SUPPLIED MATERIAL:
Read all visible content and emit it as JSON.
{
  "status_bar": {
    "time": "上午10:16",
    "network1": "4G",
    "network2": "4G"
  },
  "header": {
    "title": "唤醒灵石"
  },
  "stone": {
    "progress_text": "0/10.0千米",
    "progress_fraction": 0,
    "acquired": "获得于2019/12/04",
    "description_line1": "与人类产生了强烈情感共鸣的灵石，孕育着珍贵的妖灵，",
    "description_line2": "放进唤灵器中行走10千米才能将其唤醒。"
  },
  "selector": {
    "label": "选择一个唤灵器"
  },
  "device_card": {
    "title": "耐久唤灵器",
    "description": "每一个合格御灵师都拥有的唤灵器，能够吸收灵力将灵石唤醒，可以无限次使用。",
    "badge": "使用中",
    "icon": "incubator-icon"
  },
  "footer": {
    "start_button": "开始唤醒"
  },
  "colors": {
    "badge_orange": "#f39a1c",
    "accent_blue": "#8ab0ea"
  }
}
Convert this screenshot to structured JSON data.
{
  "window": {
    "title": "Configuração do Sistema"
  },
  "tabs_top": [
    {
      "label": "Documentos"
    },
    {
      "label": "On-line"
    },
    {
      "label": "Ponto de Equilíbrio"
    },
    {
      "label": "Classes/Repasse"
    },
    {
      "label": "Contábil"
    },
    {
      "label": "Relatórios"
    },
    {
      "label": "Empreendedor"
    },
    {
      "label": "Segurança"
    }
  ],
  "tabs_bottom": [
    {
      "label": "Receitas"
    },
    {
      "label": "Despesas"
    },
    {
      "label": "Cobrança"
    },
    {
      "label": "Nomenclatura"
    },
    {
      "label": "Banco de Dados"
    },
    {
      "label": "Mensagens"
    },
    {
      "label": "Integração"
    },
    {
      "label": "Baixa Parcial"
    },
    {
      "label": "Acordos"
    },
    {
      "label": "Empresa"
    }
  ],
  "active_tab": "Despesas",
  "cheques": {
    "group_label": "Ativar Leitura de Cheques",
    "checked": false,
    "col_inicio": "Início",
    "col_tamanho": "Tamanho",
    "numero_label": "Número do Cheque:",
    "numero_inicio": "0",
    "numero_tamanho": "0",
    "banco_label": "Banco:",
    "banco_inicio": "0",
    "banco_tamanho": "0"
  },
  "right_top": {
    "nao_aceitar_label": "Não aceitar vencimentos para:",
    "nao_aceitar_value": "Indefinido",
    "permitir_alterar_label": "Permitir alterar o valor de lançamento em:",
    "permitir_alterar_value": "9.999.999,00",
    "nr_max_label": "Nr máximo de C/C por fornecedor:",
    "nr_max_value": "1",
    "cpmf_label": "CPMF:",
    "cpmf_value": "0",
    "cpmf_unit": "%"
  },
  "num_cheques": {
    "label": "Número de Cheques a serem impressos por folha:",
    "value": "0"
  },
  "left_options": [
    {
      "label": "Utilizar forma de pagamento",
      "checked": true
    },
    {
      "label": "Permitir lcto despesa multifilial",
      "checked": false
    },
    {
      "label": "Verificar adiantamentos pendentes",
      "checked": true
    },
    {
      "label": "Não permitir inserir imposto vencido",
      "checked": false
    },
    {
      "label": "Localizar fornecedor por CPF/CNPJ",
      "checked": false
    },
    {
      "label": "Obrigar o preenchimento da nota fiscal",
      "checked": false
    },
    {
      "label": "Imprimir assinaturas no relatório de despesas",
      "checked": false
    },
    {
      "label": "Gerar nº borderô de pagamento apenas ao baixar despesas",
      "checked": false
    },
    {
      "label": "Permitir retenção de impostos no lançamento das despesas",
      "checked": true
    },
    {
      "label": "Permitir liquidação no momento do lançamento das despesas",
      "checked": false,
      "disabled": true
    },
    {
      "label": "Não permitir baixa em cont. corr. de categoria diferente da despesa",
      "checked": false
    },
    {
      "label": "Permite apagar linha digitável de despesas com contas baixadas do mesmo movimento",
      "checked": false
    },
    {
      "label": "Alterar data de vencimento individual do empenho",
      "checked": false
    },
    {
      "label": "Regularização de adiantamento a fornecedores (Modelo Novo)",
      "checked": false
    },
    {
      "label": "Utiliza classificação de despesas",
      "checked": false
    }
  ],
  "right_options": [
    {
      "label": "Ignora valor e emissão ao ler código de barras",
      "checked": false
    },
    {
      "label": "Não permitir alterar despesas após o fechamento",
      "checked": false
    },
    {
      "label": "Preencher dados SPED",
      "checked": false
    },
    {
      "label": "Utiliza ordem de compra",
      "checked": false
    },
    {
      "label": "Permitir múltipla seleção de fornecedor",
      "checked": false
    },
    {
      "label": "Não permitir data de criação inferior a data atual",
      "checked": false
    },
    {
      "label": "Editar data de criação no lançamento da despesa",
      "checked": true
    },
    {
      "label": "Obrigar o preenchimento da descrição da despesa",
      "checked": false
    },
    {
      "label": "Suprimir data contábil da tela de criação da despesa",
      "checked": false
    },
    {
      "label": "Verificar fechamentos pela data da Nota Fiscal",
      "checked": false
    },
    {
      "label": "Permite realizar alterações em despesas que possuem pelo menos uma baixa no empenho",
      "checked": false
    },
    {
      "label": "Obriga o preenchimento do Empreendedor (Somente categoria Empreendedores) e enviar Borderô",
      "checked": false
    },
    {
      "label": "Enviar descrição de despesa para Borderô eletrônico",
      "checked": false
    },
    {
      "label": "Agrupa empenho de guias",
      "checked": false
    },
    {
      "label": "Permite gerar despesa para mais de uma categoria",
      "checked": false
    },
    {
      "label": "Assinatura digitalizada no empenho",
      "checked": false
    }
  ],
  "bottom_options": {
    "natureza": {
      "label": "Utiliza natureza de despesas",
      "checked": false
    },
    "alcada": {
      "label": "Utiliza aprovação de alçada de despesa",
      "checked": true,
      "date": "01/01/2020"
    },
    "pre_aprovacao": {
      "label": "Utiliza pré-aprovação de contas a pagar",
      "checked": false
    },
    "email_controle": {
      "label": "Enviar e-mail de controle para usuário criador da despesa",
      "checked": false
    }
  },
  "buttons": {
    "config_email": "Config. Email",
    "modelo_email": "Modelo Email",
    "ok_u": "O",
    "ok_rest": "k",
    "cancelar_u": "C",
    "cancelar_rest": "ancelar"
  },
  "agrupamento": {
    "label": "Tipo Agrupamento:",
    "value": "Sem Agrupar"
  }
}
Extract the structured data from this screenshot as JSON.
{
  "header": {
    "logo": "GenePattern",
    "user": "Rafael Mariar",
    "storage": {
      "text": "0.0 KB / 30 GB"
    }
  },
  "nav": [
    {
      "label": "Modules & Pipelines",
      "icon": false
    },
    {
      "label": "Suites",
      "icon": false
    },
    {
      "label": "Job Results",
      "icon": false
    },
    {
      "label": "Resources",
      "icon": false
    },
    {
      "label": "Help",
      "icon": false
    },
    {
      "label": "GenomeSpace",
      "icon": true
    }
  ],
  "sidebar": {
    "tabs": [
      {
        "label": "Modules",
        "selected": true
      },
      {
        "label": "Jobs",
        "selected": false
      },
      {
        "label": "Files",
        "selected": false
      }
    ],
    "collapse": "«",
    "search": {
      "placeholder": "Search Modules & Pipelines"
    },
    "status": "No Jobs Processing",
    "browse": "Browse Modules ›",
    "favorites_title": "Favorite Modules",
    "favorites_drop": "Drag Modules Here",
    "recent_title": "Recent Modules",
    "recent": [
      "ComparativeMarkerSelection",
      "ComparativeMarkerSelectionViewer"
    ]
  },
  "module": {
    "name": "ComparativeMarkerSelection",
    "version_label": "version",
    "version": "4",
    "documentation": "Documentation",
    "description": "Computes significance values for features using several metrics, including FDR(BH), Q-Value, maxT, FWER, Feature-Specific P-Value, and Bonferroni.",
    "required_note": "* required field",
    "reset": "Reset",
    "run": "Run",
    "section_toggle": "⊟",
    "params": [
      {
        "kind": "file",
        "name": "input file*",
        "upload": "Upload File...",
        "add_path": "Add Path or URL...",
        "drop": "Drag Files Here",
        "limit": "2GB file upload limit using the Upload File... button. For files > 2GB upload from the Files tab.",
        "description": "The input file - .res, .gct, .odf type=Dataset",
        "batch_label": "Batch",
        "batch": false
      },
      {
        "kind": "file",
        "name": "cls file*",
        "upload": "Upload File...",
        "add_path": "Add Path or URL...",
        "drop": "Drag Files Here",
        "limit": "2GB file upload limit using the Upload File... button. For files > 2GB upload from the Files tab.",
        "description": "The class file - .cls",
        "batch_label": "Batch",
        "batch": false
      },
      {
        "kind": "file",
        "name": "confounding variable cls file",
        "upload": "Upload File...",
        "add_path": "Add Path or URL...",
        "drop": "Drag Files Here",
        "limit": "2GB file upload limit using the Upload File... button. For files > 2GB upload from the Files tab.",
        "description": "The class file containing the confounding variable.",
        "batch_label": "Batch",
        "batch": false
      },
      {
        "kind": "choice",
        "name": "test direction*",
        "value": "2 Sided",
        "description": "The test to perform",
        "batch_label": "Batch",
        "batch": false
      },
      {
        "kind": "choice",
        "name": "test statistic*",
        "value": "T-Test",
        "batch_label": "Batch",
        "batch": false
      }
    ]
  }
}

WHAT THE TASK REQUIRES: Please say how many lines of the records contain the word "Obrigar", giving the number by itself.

RESULT OF THIS EXERCISE: 2